Something new that my brood and I bring to the group is diabetes. Insulin, pumping, finger sticks, hypos, infusion sets, middle-of-the-night alarms, carbohydrate counting–these are things that are now so pervasive in our lives that I’ve almost completely lost the perspective of life without diabetes. Spending extended time like this with new friends makes me more aware of just how burdensome and strange it all can be.

For example, another mom in the group offered to take Luke home with her from the park we were all at to play with her son, and it took me nearly a full 60 seconds of silent internal deliberation, calculation, and trouble-shooting to even answer her. And then I had to give The Plan. And then I made mental notes about absolute times when I was going to need to call and check-in. Would 1 hour be too long? I’m sure I seemed like a crazy person.

And did I wake anyone when I was shuffling through the house, barely conscious at 3 o’clock in the morning, to maneuver through a pile of sleeping kids and check blood sugars? Did anyone notice the vacant stare I adopt when my kids sit down with a plate of food and I’m mentally analyzing and calculating the carbohydrate content? That fleeting look of panic when someone starts to cut up pie?

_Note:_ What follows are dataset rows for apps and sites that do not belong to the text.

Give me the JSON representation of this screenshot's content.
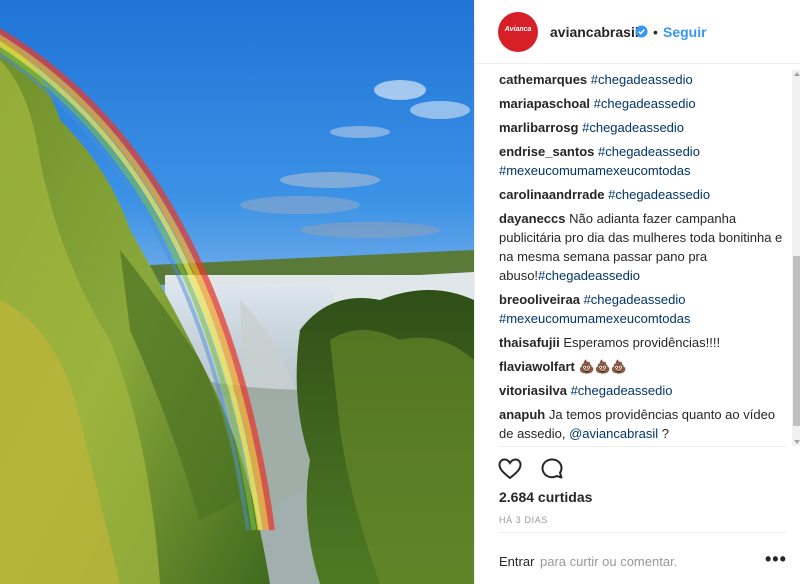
{
  "header": {
    "avatar_text": "Avianca",
    "username": "aviancabrasil",
    "dot": "•",
    "follow_label": "Seguir"
  },
  "comments": [
    {
      "user": "cathemarques",
      "parts": [
        {
          "t": "tag",
          "v": "#chegadeassedio"
        }
      ]
    },
    {
      "user": "mariapaschoal",
      "parts": [
        {
          "t": "tag",
          "v": "#chegadeassedio"
        }
      ]
    },
    {
      "user": "marlibarrosg",
      "parts": [
        {
          "t": "tag",
          "v": "#chegadeassedio"
        }
      ]
    },
    {
      "user": "endrise_santos",
      "parts": [
        {
          "t": "tag",
          "v": "#chegadeassedio"
        },
        {
          "t": "text",
          "v": " "
        },
        {
          "t": "tag",
          "v": "#mexeucomumamexeucomtodas"
        }
      ]
    },
    {
      "user": "carolinaandrrade",
      "parts": [
        {
          "t": "tag",
          "v": "#chegadeassedio"
        }
      ]
    },
    {
      "user": "dayaneccs",
      "parts": [
        {
          "t": "text",
          "v": "Não adianta fazer campanha publicitária pro dia das mulheres toda bonitinha e na mesma semana passar pano pra abuso!"
        },
        {
          "t": "tag",
          "v": "#chegadeassedio"
        }
      ]
    },
    {
      "user": "breooliveiraa",
      "parts": [
        {
          "t": "tag",
          "v": "#chegadeassedio"
        },
        {
          "t": "text",
          "v": " "
        },
        {
          "t": "tag",
          "v": "#mexeucomumamexeucomtodas"
        }
      ]
    },
    {
      "user": "thaisafujii",
      "parts": [
        {
          "t": "text",
          "v": "Esperamos providências!!!!"
        }
      ]
    },
    {
      "user": "flaviawolfart",
      "parts": [
        {
          "t": "text",
          "v": "💩💩💩"
        }
      ]
    },
    {
      "user": "vitoriasilva",
      "parts": [
        {
          "t": "tag",
          "v": "#chegadeassedio"
        }
      ]
    },
    {
      "user": "anapuh",
      "parts": [
        {
          "t": "text",
          "v": "Ja temos providências quanto ao vídeo de assedio, "
        },
        {
          "t": "mention",
          "v": "@aviancabrasil"
        },
        {
          "t": "text",
          "v": " ?"
        }
      ]
    }
  ],
  "actions": {
    "like_icon": "heart-icon",
    "comment_icon": "comment-bubble-icon"
  },
  "likes": "2.684 curtidas",
  "timestamp": "HÁ 3 DIAS",
  "add_comment": {
    "login_label": "Entrar",
    "prompt": "para curtir ou comentar.",
    "more_label": "•••"
  },
  "colors": {
    "link": "#3897f0",
    "hashtag": "#003569",
    "brand": "#d61f26"
  }
}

Evie learns to make pecan pie from scratch. Score!

Evie learns to make pecan pie from scratch. Score!

The great thing about this cohesive group was their acceptance and attendant willingness to learn about what makes our world go ’round. People asked questions. They talked to my kids about their experiences and were interested in the answers. They watched me change infusion sets and dial in boluses, asked me about food and routines, and just genuinely cared about us.

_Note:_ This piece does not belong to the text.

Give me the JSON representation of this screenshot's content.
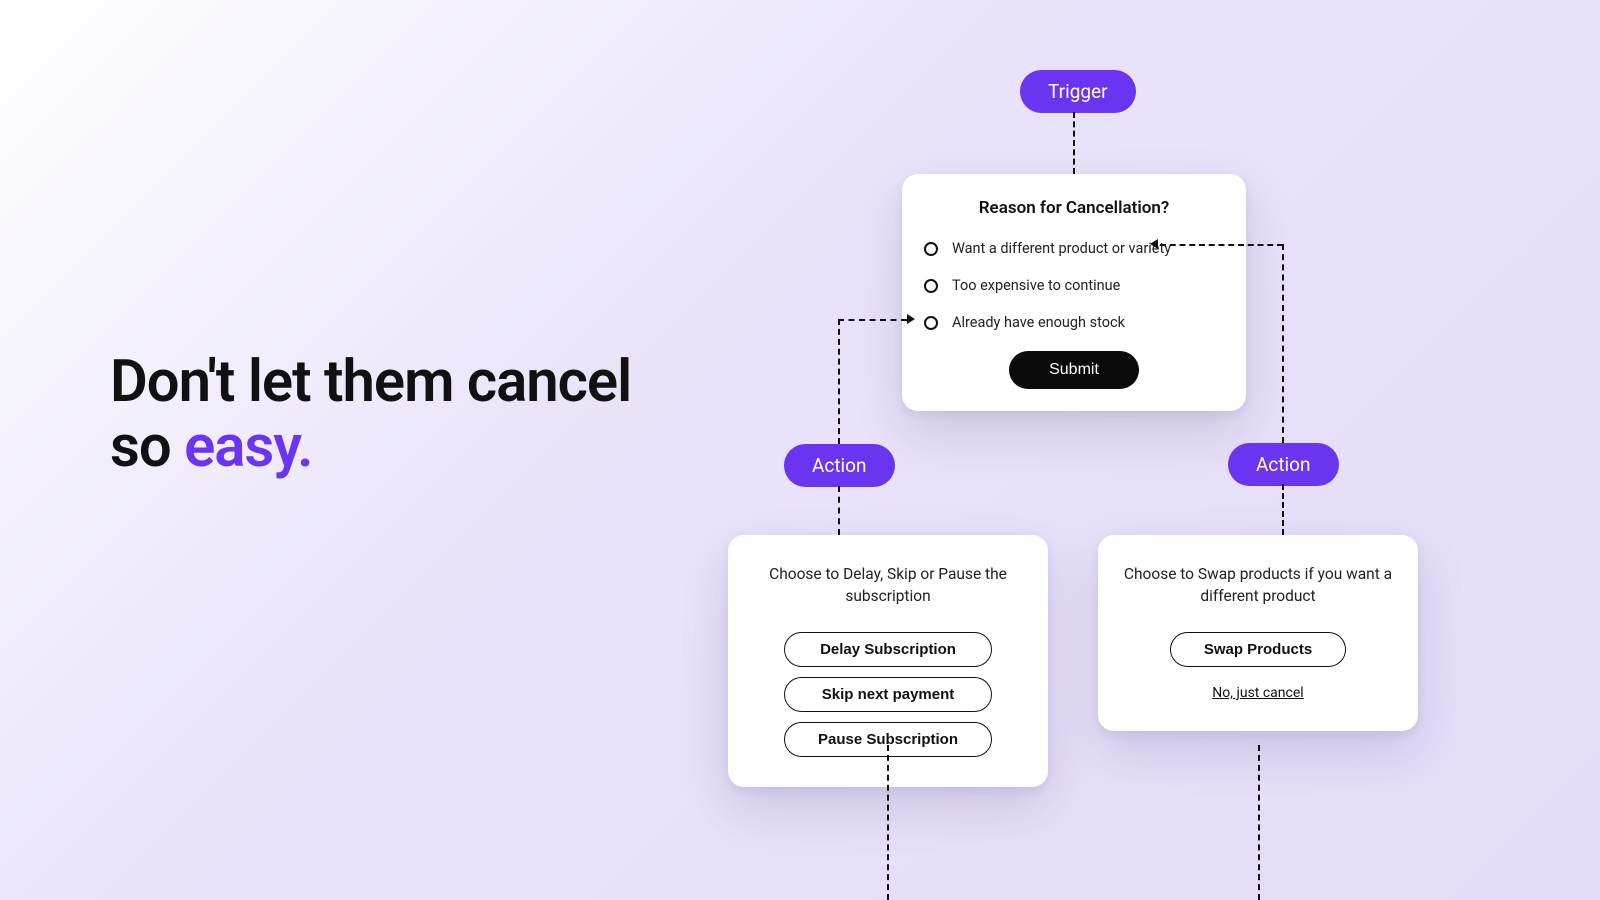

And that’s what is so valuable about being part of a community. Whether it’s a small group of friends and family, a church or social circle, a local support group, or the larger cultural or medical communities, it’s valuable and vital to be able to share your struggles, burdens, accomplishments and joys with people who share some common thread. A common unity.

Everyone needs a community.

Kids have a remarkable ability to meld into relatively cohesive groups within hours of meeting each other.

Kids have a remarkable ability to meld into relatively cohesive groups within hours of meeting each other.